## Sunday, May 19, 2013

### Some Java based AI Frameworks : Encog, JavaML, Weka

While working through I am working through Programming Collection Intelligence I found myself sending a lot of time translating the Python code to java, being typically impatient at my slow progress, I went searching for alternatives.

I found 3:
Encog - Heaton Research
JavaML
Weka

This is by no means an in-depth investigation, I simply downloaded what the relevant projects had available and quickly compared what was available to me to learn and implement AI related samples / applications.

### Encog

1. You Tube video tutorials
2. E-Books available for both Java and .Net
3. C# implementation
4. Closure wrapper
5. Seems active

1. Quite large code base to wrap your head around, this is probably due to the size of the domain we are looking at, but still much more intimidating to start off with vs. the Java ML library.

### JavaML

1. Seems reasonably stable
2. Well documented source code
3. Well defined simple algorithm implementations

1. Lacks the tutorial support for a AI newbie like myself

### Weka

1. Could not install Weka 3-7-9 dmg... kept on giving me a "is damaged and can't be opened error, so left it there, as Sweet Brown says: "Ain't nobody got time for that".

So no surprise I went with Encog, and started on their video tutorials....
A couple hours later, first JUnit test understanding, training and testing a Hopfield neural network using the Encog libs.

## Saturday, May 11, 2013

### Similarity Score Algorithms

As per my previous post, I am working through Programming Collection Intelligence the first couple algorithms described in this book are regarding finding a similarity score, the methods they work through are Euclidean Distance and the Pearson Correlation Coefficient. The Manhattan distance score is also mentioned but some what I could find it seems that it is just the sum of the (absolute) differences of their coordinates, instead of Math.pow 2 used in Euclidean distance.

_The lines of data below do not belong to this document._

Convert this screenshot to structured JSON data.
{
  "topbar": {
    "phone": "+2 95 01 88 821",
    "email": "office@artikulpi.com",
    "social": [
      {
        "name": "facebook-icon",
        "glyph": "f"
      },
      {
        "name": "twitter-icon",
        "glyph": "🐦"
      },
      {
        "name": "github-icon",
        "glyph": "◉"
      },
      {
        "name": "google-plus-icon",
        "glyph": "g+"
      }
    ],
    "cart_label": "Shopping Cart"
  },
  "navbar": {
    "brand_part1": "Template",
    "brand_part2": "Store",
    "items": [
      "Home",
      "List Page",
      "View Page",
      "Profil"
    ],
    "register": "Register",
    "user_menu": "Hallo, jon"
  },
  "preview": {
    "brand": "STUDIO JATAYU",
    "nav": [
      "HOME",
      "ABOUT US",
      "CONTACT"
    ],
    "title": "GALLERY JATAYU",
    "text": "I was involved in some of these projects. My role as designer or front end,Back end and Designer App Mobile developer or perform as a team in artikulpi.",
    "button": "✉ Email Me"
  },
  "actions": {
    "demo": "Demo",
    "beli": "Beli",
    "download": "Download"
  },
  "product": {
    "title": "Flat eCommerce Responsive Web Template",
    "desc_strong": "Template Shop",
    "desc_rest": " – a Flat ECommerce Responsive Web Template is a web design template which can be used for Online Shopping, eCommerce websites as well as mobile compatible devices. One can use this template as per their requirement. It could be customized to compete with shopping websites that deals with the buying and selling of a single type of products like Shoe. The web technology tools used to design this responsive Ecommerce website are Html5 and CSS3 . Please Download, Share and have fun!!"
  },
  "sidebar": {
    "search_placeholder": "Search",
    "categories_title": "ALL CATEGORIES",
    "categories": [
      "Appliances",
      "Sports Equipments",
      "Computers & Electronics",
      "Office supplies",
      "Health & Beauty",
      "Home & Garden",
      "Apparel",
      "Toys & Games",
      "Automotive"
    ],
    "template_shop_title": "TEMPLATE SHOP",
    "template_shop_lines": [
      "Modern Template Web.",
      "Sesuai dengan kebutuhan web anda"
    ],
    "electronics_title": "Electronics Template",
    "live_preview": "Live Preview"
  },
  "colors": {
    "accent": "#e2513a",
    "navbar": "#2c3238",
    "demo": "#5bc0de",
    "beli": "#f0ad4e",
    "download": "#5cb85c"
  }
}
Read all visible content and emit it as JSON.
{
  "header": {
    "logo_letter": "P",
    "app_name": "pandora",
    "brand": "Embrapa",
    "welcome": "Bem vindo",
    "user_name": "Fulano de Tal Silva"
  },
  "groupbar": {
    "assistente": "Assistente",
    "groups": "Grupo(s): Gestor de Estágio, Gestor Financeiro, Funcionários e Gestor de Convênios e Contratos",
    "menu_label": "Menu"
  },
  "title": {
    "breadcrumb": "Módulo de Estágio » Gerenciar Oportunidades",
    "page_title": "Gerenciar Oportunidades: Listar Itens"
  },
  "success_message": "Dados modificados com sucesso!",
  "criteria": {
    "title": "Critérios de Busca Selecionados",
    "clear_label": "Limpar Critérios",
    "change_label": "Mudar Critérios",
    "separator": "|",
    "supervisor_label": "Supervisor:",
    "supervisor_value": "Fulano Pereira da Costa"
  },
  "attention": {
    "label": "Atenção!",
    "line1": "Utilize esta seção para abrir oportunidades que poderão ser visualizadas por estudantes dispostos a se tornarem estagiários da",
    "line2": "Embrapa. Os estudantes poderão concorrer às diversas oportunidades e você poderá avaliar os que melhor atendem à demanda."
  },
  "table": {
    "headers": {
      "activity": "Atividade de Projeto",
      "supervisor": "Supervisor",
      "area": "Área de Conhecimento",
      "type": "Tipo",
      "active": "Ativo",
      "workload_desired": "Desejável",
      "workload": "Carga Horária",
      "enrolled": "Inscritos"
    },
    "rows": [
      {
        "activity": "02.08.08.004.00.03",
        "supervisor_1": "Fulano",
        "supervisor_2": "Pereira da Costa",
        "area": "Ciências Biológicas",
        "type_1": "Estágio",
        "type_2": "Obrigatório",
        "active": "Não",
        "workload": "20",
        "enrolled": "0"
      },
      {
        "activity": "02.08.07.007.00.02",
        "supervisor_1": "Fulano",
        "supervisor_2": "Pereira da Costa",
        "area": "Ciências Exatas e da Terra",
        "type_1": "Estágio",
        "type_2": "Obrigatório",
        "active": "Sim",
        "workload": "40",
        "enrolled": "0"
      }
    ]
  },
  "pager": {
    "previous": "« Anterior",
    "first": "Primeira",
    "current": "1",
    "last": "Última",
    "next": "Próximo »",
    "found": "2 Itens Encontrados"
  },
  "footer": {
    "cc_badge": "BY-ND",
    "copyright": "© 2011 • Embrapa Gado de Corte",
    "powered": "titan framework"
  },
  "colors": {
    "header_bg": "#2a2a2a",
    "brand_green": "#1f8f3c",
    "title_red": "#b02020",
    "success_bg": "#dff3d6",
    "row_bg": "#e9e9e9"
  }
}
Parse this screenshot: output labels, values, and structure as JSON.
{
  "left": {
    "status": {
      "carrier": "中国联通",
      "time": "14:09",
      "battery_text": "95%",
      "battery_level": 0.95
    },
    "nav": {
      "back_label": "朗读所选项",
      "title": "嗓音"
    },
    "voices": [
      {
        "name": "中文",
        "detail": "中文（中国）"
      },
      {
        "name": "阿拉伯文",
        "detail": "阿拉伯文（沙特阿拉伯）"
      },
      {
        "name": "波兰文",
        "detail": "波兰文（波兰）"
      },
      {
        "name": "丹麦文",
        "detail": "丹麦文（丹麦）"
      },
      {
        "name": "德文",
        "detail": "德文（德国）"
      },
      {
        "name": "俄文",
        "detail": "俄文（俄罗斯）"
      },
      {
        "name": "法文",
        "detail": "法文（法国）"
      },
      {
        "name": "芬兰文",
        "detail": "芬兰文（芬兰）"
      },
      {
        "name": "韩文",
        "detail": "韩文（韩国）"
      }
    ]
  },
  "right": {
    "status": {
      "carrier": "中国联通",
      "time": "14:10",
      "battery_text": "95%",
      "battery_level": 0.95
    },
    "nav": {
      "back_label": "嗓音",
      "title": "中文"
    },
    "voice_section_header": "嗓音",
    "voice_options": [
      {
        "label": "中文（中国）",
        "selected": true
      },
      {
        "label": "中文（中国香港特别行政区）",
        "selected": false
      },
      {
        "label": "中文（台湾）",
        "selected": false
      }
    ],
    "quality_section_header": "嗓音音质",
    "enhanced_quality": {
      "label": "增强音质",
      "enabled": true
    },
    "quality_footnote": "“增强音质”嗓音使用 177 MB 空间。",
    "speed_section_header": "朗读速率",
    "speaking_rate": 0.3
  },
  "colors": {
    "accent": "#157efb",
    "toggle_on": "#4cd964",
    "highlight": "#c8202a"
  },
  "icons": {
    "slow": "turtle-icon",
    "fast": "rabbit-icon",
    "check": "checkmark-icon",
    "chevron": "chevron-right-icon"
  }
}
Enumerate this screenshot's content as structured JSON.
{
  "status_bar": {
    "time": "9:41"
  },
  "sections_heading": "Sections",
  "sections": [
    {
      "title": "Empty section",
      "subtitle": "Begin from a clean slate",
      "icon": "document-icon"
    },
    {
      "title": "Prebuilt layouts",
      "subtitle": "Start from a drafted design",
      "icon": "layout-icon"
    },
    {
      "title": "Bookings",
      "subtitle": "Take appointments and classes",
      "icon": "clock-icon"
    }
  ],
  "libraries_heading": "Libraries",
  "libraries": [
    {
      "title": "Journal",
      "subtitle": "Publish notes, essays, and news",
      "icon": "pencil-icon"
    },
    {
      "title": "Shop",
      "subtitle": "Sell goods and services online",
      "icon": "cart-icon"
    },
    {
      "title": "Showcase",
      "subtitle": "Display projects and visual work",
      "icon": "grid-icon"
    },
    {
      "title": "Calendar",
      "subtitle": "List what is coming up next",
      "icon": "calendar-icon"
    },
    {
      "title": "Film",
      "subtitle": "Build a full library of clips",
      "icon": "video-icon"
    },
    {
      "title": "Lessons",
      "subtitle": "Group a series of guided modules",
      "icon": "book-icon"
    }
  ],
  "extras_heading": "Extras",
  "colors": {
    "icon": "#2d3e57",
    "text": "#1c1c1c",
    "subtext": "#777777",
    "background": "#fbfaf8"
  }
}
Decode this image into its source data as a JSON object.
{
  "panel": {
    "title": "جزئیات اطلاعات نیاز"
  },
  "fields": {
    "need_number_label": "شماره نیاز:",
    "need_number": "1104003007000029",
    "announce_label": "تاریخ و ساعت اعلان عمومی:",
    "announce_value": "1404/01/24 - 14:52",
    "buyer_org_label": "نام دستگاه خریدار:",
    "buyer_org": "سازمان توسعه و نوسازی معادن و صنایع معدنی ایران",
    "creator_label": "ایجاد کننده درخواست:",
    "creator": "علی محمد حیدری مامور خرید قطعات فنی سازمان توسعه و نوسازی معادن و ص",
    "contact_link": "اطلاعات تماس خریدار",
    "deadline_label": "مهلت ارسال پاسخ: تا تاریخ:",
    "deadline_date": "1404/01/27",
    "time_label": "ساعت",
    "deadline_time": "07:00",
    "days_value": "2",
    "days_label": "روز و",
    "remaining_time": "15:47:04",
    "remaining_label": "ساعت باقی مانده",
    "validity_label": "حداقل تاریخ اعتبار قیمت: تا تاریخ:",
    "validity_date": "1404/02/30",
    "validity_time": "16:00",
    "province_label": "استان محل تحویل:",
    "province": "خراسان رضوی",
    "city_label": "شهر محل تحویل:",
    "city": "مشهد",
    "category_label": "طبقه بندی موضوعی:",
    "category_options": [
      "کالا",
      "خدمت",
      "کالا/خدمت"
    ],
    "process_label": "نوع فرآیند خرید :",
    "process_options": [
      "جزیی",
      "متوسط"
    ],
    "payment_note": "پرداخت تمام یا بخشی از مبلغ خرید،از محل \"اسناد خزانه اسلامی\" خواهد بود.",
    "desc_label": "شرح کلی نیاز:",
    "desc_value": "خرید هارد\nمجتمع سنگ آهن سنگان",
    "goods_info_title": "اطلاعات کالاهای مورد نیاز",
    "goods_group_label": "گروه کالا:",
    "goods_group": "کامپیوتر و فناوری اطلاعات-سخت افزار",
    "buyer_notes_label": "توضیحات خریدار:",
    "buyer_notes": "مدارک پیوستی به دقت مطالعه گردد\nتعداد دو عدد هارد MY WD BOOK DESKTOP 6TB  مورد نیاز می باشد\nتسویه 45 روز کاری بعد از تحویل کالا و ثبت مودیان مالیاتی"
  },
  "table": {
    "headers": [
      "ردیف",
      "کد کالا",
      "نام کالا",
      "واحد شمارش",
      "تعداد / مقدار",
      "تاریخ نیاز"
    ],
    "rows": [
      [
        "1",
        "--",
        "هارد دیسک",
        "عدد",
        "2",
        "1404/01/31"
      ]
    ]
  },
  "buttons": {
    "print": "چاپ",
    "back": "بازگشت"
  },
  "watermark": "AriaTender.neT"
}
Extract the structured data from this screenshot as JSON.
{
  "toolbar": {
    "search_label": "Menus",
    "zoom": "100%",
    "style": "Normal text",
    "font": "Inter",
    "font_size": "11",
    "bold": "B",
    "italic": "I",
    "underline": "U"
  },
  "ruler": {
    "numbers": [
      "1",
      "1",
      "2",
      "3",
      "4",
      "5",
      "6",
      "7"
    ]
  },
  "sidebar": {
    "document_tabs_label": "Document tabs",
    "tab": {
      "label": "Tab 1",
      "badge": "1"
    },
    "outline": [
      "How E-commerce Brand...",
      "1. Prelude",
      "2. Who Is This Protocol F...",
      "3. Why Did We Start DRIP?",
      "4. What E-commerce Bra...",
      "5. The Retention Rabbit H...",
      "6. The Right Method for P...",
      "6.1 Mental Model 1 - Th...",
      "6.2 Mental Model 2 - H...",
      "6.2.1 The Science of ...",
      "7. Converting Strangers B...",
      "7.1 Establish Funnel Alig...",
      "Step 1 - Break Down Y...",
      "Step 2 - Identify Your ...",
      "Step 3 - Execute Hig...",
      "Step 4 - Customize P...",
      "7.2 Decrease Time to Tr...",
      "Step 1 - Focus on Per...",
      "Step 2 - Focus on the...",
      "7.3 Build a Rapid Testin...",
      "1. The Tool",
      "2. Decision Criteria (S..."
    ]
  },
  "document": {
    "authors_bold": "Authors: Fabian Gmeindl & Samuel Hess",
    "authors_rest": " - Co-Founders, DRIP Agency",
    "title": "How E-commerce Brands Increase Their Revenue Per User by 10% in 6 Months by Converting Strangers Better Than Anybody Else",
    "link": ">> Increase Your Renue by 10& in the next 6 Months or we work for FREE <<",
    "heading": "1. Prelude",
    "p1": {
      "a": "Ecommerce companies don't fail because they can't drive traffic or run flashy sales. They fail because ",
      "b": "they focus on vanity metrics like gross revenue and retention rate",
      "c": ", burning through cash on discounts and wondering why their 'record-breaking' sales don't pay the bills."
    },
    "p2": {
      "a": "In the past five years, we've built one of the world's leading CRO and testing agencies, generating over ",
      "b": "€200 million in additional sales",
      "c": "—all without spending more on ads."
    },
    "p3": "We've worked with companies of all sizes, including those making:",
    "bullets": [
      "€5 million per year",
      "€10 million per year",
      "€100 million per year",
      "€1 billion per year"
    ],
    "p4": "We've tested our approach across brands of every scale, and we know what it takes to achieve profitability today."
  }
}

I worked through this and wrote/found some java equivalents for future use:

Euclidean Distance:

Pearson Correlation Coefficient:

## Friday, May 3, 2013

### Venture into AI, Machine Learning and all those algorithms that go with it.

It's been a 4 months since my last blog entry, I took it easy for a little while as we all need to do from time to time... but before long my brain got these nagging ideas and questions:

How hard can AI and Machine learning actually be?
How does it work?
I bet people are just over complicating it..
How are they currently trying to solve it?
Is it actually that difficult?
Could it be done it differently?

So off I went search the internet, some of useful sites I came across:
http://www.ai-junkie.com
Machine-learning Stanford Video course
Genetic algorithm example

I also ended up buying 2 books on Amazon:

Firstly, from many different recommendations:
Programming Collective Intelligence

I will be "working" through this book. While reading I will be translating, implementing and blogging the algorithms defined (in Python) as well as any mentioned that I will research separately in Java. Mainly for my own understanding and for the benefit of reusing them later, and an excuse to play with Java v7.

However, since I want to practically work through that book, I needed another for some "light" reading before sleep, I found another book from an article on MIT technology review Deep Learning, a bit that caught my eye was:

For all the advances, not everyone thinks deep learning can move artificial intelligence toward something rivaling human intelligence. Some critics say deep learning and AI in general ignore too much of the brain’s biology in favor of brute-force computing.
One such critic is Jeff Hawkins, founder of Palm Computing, whose latest venture, Numenta, is developing a machine-learning system that is biologically inspired but does not use deep learning. Numenta’s system can help predict energy consumption patterns and the likelihood that a machine such as a windmill is about to fail. Hawkins, author of On Intelligence, a 2004 book on how the brain works and how it might provide a guide to building intelligent machines, says deep learning fails to account for the concept of time. Brains process streams of sensory data, he says, and human learning depends on our ability to recall sequences of patterns: when you watch a video of a cat doing something funny, it’s the motion that matters, not a series of still images like those Google used in its experiment. “Google’s attitude is: lots of data makes up for everything,” Hawkins says.

So the second book I purchased - On Intelligence
So far (only page upto page 54) 2 things have from this book have imbedded themselves in my brain:
"Complexity is a symptom of confusion, not a cause" - so so common in the software development world.
&
"AI defenders also like to point out historical instances in which the engineering solution differs radically from natures version"
...
"Some philosophers of mind have taken a shine to the metaphor of the cognitive wheel, that is, an AI solution to some problem that although entirely different from how the brain does it is just as good"

Jeff himself believes we need to look deeper into the brain for a better understanding, but could it be possible to have completely different approach to solve the "intelligence" problem?